One week ago Friday safety Sharrod Neasman walked onto the Atlanta Falcons’ practice field wearing black sweatpants and football gloves.
His teammates wore red shirts. Neasman’s No. 20 wasn’t that color.
The Falcons present black jerseys like the one Neasman wore to players who’ve produced an exceptional week of practice. It’s an award, a trophy of sorts, that carries as much meaning for the player wearing it as it does for his teammates.
It means, “You had a week of practice where you prepared well, prepared your teammates well,” Neasman said.
Only five days prior, Neasman earned the right to wear a different shirt, yet also meaningful shirt – a gray one with black and red lettering proclaiming his Falcons the NFC Champions.
“It was an incredible, incredible feeling,” Neasman said. “After the game there’s confetti and everyone is just excited. You just see everything you work for, how hard you prepared all week – to get rewarded for this, it’s a great feeling.”
On Sunday Neasman will become the first former FAU football player ever to play in the Super Bowl.
The game will be played in Houston, half a continent and a million dream miles away from where Neasman was one year ago.
He recalls sitting in his apartment with former teammates Quez Johnson, Brandin Bryant and others watching Denver defeat Carolina.
“At the end of the game, we were just talking about what it must feel like to win a game like that,” Neasman recalls. “It’s the ultimate achievement, unmatched by any bowl game you can play in college – anything that you can do as far as sports go.”
Neasman never did play in a bowl game at FAU. In fact, he almost didn’t playfootball in Boca Raton at all.
To make the team, he needed to survive the walk-on tryout process, becoming one of five players FAU coaches elected to keep from the more than 50 who wanted to wear an Owls jersey.
A wide receiver in high school, Neasman saw a crowded field of FAU wideouts and agreed with coaches that he should convert to defensive back.
By the time he graduated with a mechanical engineering degree in 2016, Neasman elevated himself to the quarterback of the Owls’ secondary and an NFL prospect.
Despite recording 74 tackles and intercepting three passes as a senior, Neasman didn’t get selected in the 2016 NFL Draft, eventually signing as a free agent with the Falcons.
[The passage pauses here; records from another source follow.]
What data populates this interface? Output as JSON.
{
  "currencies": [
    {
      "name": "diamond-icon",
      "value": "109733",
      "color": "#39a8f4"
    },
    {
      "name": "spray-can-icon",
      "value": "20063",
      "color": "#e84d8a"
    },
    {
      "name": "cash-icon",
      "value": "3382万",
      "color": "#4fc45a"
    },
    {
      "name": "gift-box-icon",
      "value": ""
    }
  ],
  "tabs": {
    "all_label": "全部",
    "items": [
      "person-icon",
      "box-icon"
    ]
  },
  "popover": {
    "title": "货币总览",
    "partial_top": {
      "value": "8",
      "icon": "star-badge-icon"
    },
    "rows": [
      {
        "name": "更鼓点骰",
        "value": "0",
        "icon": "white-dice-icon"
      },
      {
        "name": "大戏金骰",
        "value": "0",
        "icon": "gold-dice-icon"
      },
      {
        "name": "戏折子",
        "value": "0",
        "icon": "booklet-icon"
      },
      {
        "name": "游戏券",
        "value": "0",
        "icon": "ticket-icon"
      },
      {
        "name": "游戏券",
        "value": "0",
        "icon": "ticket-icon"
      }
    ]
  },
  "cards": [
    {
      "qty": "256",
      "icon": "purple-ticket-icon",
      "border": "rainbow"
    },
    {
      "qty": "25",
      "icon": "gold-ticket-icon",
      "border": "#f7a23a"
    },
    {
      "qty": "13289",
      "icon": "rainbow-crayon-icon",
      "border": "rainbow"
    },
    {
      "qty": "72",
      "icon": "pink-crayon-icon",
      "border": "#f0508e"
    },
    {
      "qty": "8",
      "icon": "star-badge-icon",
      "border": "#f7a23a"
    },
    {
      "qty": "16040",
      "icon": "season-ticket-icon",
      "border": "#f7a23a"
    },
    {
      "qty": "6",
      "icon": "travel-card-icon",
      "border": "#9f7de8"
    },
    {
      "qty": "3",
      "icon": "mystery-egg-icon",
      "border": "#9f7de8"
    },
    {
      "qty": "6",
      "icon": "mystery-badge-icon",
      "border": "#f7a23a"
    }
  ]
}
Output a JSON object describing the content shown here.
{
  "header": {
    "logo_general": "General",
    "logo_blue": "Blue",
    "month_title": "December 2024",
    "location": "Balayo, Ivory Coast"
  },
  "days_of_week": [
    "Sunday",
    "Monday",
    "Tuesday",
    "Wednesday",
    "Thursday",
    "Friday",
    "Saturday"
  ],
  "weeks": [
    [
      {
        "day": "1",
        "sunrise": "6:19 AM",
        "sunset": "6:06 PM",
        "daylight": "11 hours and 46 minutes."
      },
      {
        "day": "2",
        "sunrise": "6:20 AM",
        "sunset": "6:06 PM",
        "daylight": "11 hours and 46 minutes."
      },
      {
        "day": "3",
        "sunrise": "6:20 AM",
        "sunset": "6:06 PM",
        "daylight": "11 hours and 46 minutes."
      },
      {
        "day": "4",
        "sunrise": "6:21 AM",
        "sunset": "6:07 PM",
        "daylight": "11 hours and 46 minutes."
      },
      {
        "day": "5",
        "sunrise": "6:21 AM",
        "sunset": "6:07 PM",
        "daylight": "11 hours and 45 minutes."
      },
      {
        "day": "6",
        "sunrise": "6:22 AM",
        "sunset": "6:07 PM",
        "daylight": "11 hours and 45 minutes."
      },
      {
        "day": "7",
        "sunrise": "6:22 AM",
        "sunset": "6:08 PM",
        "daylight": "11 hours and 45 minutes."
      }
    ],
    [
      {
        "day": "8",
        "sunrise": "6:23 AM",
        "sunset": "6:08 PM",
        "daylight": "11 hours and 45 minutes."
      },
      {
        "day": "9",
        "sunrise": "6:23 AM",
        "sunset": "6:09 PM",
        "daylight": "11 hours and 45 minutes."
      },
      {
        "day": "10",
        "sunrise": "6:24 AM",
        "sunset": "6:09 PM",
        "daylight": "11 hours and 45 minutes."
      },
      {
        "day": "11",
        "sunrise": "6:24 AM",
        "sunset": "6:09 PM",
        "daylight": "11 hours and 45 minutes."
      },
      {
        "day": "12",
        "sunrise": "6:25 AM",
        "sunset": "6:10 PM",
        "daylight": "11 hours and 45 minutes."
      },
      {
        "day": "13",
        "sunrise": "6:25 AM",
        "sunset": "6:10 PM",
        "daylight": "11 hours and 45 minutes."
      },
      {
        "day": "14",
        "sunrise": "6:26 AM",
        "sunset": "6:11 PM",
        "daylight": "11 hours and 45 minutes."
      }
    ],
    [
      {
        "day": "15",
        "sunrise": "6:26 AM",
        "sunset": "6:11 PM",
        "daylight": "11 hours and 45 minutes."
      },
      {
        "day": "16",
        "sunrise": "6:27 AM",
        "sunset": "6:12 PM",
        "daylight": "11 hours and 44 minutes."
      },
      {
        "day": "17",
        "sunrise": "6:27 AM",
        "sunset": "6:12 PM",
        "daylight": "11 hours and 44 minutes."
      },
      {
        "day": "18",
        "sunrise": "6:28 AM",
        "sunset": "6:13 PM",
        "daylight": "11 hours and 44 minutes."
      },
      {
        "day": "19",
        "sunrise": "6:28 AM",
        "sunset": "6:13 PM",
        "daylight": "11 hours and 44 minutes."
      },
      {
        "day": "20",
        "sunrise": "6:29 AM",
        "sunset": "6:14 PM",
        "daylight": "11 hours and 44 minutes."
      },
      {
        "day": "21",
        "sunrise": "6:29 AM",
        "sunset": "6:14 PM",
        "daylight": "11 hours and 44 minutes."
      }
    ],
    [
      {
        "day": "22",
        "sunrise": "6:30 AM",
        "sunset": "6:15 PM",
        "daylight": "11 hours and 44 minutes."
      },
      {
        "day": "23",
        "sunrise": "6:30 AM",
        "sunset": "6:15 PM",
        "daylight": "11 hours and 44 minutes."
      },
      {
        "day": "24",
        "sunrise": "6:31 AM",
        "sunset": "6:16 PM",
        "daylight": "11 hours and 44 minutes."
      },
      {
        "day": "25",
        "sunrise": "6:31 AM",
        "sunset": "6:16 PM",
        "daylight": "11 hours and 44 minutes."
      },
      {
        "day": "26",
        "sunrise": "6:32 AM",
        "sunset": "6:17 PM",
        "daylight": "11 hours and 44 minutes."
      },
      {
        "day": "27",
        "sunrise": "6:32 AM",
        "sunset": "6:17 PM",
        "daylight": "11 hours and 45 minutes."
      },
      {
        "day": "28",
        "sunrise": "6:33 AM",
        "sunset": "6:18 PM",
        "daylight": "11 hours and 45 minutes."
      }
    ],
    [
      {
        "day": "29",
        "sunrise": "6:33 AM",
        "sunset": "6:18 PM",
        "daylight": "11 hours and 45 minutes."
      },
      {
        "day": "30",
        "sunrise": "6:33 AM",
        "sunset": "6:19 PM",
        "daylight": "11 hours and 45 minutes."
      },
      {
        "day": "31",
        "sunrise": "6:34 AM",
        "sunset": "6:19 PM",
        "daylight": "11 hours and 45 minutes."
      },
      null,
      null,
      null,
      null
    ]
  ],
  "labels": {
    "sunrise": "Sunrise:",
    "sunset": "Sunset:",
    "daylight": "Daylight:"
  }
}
He spent the first six weeks of the season on the practice squad, a spot that allowed Neasman to learn a scheme completely different from the ones he played in college – the Cover 3.
“I realized there were things I needed development on,” Neasman said. “Being on the practice squad was all a learning process and a great opportunity to be a part of everything.”
He set about learning more than his responsibilities on each play. He wanted to understand why those responsibilities were his and the assignments of his teammates on each play.
“Once you know where you are vulnerable at [as a defense], it kind of helps you to see things, to foreshadow things that are going to happen – how offenses are going to attack you,” Neasman said.
By Week 7 the Falcons decided that Neasman had a strong enough grasp of the defense to promote him to the 53-man roster. He’s been there ever since.
For much of the remainder of the season Neasman played special teams. In the Falcons’ Week 15 game against San Francisco he began seeing time as a back-up safety.
In the NFC Championship victory Neasman figures he played about a half-dozen snaps at safety – most in the red zone.
“I jut went out there and did my part and it paid off,” Neasman said.
For the past two weeks Neasman and the Falcons focused on stopping New England on Sunday.
First and foremost the Falcons must slow down Patriots quarterback Tom Brady, who Neasman unsurprisingly calls “a great player.” Neasman is, of course, right. Brady is headed to his seventh Super Bowl. Neasman has only been a defensive back for five years.
Big on “process” – perhaps that’s the engineering degree talking – Neasman says he and his teammates aren’t focusing exclusively on Brady.
“What we do here is, do the same thing we do every week,” Neasman said. “We’ll prepare the same way. We’ll go through everything the same way we go through it.”
Sticking to such a process, and keeping faith is his own ability even when others doubted him, is what will allow Neasman to walk into football’s biggest theater with the chance to make an impact.
“It’s a tremendous opportunity, probably the biggest opportunity I’ve ever been presented in my life and it came so early in my NFL career,” Neasman said. “I’m blessed. It’s a blessing, man.”